Returning to Canada, Myrtle Cook-McGowan successfully pursued her career, taking part in 60 and 100 metre competitions until 1931. In short order, she scored Canadian, American and international records.
During her lifetime, she was interested in the development of women's sports organizations. In 1923, she founded the Toronto Ladies' Athletic Club, the first athletic club for women in Canada. Several years later, she directed the Toronto Canadian Ladies' Athletic Club and soon founded a branch in Montréal. It was here that she created the Mercury Athletic Club along with Hilda Strike, the 1932 Los Angeles Olympic 100- metre silver medallist.
In 1929, Cook-McGowan moved to Montréal when she married the journalist Lloyd McGowan. She began a journalistic career at the Montreal Star with "In the Women's Sport Light", a column dedicated to women's sports, which she wrote for more than forty years.
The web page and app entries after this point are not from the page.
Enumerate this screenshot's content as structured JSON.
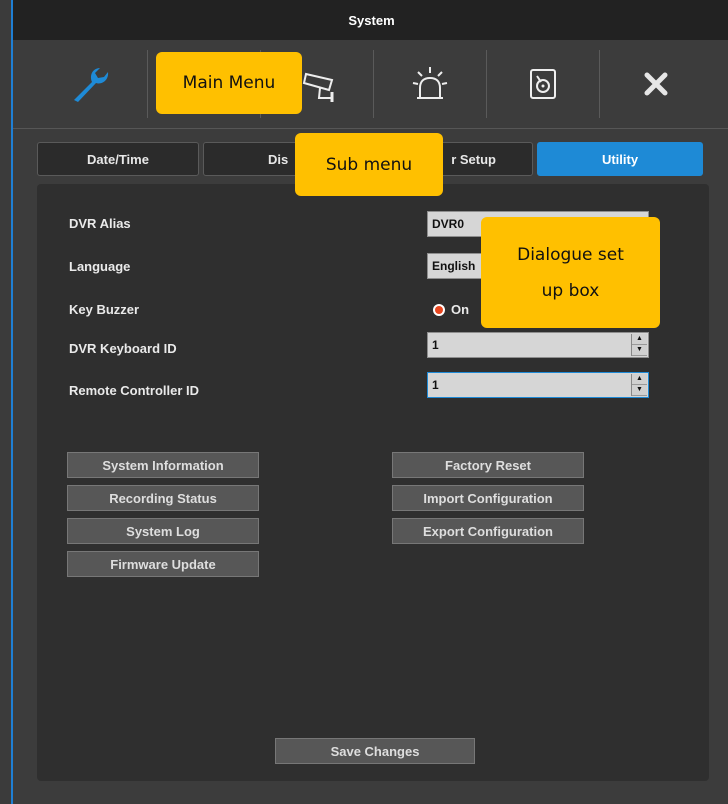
{
  "window": {
    "title": "System"
  },
  "main_menu": {
    "items": [
      {
        "icon": "wrench-icon"
      },
      {
        "icon": "monitor-icon"
      },
      {
        "icon": "camera-icon"
      },
      {
        "icon": "alarm-icon"
      },
      {
        "icon": "disk-icon"
      },
      {
        "icon": "close-icon"
      }
    ]
  },
  "callouts": {
    "main_menu": "Main Menu",
    "sub_menu": "Sub menu",
    "dialogue_line1": "Dialogue set",
    "dialogue_line2": "up box"
  },
  "tabs": [
    {
      "label": "Date/Time"
    },
    {
      "label": "Dis"
    },
    {
      "label": "r Setup"
    },
    {
      "label": "Utility",
      "active": true
    }
  ],
  "form": {
    "dvr_alias_label": "DVR Alias",
    "dvr_alias_value": "DVR0",
    "language_label": "Language",
    "language_value": "English",
    "key_buzzer_label": "Key Buzzer",
    "key_buzzer_option": "On",
    "keyboard_id_label": "DVR Keyboard ID",
    "keyboard_id_value": "1",
    "remote_id_label": "Remote Controller ID",
    "remote_id_value": "1"
  },
  "buttons": {
    "system_information": "System Information",
    "recording_status": "Recording Status",
    "system_log": "System Log",
    "firmware_update": "Firmware Update",
    "factory_reset": "Factory Reset",
    "import_configuration": "Import Configuration",
    "export_configuration": "Export Configuration",
    "save_changes": "Save Changes"
  },
  "colors": {
    "accent": "#1e8ad6",
    "callout": "#ffc000",
    "radio_selected": "#e8461f"
  }
}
Cook-McGowan was a pioneer in the field, and this platform went beyond simple sports reporting enabling her to promote the cause of women's sports. With her presence in various activities she was an active advocate for female participation in all kinds of sporting events.
Following the 1928 Olympics, she was involved at the national level on committees for the COMMONWEALTH GAMES, the British Empire Games and the Olympics. During her long career, she took part in eleven Olympic Games as an athlete, trainer, manager and journalist with great enthusiasm.
In 1949, she was inducted into the Canadian Olympic Hall of Fame. Six years later, in 1955, she was enthroned in CANADA'S SPORTS HALL OF FAME and in the TEMPLE DE LA RENOMMÉE DU PANTHÉON DES SPORTS DU QUÉBEC (Québec Sports Hall of Fame) in 1974. Athletics Canada awards the Myrtle Cook Trophy for Young Athlete of the Year.
Myrtle Cook-McGowan, known as the first Lady of Sports in Canada, passed away 18 Mar 1985.